Some lines in the entries contain the word "true". Copy all of them.

(Component data from apps and pages)
◆ ◆ ◆ ◆

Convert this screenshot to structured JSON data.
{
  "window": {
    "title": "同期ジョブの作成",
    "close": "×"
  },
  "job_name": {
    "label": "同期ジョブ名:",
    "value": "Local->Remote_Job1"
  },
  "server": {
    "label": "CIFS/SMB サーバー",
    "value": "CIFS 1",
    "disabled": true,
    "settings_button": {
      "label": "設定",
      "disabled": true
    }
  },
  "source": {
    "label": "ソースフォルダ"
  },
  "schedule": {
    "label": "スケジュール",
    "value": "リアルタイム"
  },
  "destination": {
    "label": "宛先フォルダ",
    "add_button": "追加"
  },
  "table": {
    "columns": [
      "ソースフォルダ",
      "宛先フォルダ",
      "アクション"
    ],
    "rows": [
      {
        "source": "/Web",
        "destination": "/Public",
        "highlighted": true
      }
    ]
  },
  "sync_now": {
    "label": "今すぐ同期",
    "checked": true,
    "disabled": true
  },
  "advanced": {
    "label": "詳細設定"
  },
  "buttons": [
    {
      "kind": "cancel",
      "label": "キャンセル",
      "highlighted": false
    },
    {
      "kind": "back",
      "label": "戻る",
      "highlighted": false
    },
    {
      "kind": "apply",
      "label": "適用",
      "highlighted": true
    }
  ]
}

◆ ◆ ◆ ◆

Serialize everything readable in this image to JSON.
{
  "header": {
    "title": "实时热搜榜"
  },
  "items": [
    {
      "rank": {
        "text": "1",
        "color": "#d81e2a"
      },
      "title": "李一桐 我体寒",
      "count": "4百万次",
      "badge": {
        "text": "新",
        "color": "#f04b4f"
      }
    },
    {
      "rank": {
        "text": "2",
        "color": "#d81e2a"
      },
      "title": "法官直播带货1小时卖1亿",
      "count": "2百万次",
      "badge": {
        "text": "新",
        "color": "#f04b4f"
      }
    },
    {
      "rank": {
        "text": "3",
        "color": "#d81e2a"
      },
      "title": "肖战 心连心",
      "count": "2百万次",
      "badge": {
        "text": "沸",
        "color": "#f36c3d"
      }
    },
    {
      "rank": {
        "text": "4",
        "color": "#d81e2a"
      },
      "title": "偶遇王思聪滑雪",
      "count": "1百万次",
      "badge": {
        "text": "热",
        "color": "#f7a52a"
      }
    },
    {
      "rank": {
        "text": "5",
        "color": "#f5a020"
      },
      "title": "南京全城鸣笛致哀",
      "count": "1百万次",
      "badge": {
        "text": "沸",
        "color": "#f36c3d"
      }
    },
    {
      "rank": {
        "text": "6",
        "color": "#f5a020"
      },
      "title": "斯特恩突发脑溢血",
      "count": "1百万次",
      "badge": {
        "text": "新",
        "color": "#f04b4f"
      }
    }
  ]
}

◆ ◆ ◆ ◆

Response
    "disabled": true,
      "disabled": true
        "highlighted": true
    "checked": true,
    "disabled": true
      "highlighted": true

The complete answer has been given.